**EXERCISE PROMPT**:
Lines in the data below that contain the word "blue" are to be copied.

**LISTED ENTRIES**:
*** Block opens ***

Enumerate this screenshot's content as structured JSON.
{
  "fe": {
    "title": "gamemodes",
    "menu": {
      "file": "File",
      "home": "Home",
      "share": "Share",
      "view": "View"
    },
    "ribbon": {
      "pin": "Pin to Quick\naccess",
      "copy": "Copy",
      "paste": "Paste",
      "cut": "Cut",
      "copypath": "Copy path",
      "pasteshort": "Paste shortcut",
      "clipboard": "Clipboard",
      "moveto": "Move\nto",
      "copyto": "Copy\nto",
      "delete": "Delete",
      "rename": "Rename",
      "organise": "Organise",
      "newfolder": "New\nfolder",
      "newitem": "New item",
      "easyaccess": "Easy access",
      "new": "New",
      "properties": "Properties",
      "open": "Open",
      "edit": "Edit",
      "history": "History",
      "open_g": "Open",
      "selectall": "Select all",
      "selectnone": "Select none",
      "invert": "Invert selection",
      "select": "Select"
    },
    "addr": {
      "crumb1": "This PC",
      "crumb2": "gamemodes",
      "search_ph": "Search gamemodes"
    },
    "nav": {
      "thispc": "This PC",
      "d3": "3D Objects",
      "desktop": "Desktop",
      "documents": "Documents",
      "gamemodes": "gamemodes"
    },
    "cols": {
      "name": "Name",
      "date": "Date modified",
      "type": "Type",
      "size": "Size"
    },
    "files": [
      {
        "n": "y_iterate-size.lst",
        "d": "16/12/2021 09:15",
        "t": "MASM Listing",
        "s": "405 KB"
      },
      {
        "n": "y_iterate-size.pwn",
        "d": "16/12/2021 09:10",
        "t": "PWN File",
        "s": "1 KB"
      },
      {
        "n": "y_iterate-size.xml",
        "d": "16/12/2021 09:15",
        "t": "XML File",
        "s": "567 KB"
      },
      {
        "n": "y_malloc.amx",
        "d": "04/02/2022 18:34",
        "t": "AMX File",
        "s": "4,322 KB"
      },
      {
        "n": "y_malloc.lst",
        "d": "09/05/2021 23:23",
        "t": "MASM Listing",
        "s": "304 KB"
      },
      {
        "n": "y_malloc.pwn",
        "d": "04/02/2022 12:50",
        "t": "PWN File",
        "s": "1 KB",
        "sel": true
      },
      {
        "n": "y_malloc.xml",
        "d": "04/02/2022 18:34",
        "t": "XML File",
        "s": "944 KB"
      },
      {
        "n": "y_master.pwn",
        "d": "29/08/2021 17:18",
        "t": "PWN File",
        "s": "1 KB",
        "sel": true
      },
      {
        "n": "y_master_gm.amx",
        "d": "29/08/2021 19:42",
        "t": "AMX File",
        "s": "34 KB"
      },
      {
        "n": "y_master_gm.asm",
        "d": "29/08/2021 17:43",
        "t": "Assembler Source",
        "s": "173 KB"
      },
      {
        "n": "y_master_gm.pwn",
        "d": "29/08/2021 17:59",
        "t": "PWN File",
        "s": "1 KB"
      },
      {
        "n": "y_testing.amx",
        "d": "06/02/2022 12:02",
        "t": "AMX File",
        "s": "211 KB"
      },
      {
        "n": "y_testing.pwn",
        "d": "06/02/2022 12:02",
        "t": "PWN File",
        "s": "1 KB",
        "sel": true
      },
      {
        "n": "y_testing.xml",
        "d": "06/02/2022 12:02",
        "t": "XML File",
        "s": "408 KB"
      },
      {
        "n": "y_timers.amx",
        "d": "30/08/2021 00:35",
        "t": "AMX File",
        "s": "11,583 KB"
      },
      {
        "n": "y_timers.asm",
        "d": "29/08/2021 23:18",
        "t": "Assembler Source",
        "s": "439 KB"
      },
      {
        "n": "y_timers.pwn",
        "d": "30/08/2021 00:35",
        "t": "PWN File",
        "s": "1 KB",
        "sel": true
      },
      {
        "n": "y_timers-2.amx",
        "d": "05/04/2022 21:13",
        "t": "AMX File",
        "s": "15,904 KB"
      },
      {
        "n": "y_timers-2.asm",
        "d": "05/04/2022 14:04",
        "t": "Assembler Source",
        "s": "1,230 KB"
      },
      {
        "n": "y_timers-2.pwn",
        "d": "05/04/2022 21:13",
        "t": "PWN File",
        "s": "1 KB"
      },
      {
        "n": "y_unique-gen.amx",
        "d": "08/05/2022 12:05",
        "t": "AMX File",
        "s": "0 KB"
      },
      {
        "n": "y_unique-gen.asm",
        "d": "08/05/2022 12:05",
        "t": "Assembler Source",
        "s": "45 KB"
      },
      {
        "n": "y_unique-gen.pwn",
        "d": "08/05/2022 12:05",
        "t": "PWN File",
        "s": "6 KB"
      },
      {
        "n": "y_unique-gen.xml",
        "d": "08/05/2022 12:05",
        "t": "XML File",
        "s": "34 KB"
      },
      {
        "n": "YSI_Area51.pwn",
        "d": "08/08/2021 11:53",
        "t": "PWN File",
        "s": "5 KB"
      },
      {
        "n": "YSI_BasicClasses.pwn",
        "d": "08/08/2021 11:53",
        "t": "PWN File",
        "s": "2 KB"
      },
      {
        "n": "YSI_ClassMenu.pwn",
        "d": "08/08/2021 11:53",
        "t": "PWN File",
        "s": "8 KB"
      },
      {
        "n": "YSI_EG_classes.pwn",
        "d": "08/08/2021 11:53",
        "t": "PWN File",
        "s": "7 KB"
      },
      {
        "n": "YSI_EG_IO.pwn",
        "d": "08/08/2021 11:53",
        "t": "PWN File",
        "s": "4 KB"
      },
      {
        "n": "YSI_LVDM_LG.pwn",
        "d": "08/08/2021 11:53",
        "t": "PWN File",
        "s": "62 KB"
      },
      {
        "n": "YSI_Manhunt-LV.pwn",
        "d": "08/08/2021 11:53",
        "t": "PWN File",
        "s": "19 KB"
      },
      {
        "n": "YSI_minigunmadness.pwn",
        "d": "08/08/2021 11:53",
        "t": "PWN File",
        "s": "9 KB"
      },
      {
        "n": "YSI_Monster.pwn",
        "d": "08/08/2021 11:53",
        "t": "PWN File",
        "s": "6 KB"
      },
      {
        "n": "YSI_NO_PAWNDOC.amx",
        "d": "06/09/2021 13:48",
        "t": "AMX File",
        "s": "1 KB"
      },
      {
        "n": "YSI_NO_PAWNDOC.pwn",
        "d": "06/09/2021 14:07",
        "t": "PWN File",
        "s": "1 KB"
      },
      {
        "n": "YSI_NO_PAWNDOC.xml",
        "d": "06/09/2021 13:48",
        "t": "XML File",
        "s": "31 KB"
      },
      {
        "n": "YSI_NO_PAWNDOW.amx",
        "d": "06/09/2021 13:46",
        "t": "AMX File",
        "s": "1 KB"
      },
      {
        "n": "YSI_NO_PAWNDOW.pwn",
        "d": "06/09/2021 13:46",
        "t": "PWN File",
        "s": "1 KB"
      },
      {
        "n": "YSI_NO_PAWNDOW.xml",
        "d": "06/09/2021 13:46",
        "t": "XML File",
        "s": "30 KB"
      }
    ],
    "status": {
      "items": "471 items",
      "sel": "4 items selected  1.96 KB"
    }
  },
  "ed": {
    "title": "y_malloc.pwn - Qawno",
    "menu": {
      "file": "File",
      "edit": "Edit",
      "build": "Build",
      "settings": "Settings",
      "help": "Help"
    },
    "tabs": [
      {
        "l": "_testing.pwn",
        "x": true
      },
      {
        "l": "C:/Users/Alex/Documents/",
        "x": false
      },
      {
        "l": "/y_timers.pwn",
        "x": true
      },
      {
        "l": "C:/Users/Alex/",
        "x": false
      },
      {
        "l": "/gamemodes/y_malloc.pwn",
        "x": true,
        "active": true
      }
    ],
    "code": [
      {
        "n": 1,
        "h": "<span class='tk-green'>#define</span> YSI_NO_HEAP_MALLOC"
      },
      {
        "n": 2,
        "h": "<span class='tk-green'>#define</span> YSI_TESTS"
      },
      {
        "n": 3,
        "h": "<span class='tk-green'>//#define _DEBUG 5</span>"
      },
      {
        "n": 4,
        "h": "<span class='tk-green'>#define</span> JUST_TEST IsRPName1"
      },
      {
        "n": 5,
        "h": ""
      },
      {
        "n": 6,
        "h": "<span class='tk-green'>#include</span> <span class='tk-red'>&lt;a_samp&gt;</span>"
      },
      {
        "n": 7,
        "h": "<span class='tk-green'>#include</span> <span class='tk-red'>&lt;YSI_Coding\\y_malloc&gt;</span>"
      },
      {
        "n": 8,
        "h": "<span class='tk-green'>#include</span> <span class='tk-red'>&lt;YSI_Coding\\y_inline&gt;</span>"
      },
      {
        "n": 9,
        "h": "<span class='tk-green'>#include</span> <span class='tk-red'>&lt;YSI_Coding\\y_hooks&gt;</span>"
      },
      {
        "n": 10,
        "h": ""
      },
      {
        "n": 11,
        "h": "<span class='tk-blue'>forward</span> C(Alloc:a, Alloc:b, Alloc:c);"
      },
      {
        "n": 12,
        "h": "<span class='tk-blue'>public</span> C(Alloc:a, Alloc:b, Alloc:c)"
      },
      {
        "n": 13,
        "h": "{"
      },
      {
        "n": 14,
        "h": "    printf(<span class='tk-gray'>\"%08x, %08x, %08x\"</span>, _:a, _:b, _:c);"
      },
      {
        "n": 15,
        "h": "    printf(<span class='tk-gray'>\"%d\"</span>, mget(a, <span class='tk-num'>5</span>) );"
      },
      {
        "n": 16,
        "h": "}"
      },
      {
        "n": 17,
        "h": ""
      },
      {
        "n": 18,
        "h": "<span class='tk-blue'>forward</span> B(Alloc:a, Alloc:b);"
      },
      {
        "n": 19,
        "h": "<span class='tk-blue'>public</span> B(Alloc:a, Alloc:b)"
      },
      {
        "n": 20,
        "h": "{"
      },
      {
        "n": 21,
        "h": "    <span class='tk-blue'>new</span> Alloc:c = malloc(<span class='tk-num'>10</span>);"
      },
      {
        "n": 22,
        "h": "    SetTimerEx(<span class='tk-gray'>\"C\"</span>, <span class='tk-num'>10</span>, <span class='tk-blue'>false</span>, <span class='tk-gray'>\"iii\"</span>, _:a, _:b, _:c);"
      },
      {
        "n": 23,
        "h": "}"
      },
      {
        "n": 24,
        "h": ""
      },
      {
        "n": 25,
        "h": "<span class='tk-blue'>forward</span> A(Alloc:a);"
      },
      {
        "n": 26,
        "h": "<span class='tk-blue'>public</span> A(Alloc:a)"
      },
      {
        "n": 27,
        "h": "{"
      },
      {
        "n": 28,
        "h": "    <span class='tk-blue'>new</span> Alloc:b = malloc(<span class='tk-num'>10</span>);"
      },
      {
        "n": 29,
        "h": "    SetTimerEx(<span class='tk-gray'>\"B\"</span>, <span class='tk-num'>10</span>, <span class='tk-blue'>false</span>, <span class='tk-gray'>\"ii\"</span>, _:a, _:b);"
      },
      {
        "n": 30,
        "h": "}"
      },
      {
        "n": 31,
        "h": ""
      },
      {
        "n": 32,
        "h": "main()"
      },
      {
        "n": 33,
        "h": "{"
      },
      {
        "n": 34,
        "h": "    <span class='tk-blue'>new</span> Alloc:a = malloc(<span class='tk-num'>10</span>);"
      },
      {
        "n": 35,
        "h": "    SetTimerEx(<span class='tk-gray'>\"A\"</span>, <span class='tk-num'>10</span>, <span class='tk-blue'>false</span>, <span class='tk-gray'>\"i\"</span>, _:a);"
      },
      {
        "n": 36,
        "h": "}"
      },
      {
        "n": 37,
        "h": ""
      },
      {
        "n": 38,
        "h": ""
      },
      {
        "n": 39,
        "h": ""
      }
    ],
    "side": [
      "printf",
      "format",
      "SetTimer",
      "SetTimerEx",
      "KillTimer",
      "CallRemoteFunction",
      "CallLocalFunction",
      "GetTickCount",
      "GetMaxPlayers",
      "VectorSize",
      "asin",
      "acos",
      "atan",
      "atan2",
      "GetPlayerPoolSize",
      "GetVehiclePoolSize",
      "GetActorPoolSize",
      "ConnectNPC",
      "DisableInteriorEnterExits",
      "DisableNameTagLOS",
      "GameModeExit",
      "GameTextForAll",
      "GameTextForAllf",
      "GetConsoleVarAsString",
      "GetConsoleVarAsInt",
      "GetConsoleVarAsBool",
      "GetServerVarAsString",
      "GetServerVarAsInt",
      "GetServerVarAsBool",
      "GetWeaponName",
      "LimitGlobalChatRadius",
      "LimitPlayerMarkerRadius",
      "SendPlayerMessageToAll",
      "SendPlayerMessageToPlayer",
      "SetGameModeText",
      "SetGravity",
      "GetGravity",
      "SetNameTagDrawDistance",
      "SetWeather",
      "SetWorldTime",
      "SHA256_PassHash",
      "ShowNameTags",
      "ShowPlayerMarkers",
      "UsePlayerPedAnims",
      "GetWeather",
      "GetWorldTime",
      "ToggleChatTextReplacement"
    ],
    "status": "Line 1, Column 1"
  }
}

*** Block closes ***

**ANSWER FOR THE TASK**:
        "h": "<span class='tk-blue'>forward</span> C(Alloc:a, Alloc:b, Alloc:c);"
        "h": "<span class='tk-blue'>public</span> C(Alloc:a, Alloc:b, Alloc:c)"
        "h": "<span class='tk-blue'>forward</span> B(Alloc:a, Alloc:b);"
        "h": "<span class='tk-blue'>public</span> B(Alloc:a, Alloc:b)"
        "h": "    <span class='tk-blue'>new</span> Alloc:c = malloc(<span class='tk-num'>10</span>);"
        "h": "    SetTimerEx(<span class='tk-gray'>\"C\"</span>, <span class='tk-num'>10</span>, <span class='tk-blue'>false</span>, <span class='tk-gray'>\"iii\"</span>, _:a, _:b, _:c);"
        "h": "<span class='tk-blue'>forward</span> A(Alloc:a);"
        "h": "<span class='tk-blue'>public</span> A(Alloc:a)"
        "h": "    <span class='tk-blue'>new</span> Alloc:b = malloc(<span class='tk-num'>10</span>);"
        "h": "    SetTimerEx(<span class='tk-gray'>\"B\"</span>, <span class='tk-num'>10</span>, <span class='tk-blue'>false</span>, <span class='tk-gray'>\"ii\"</span>, _:a, _:b);"
        "h": "    <span class='tk-blue'>new</span> Alloc:a = malloc(<span class='tk-num'>10</span>);"
        "h": "    SetTimerEx(<span class='tk-gray'>\"A\"</span>, <span class='tk-num'>10</span>, <span class='tk-blue'>false</span>, <span class='tk-gray'>\"i\"</span>, _:a);"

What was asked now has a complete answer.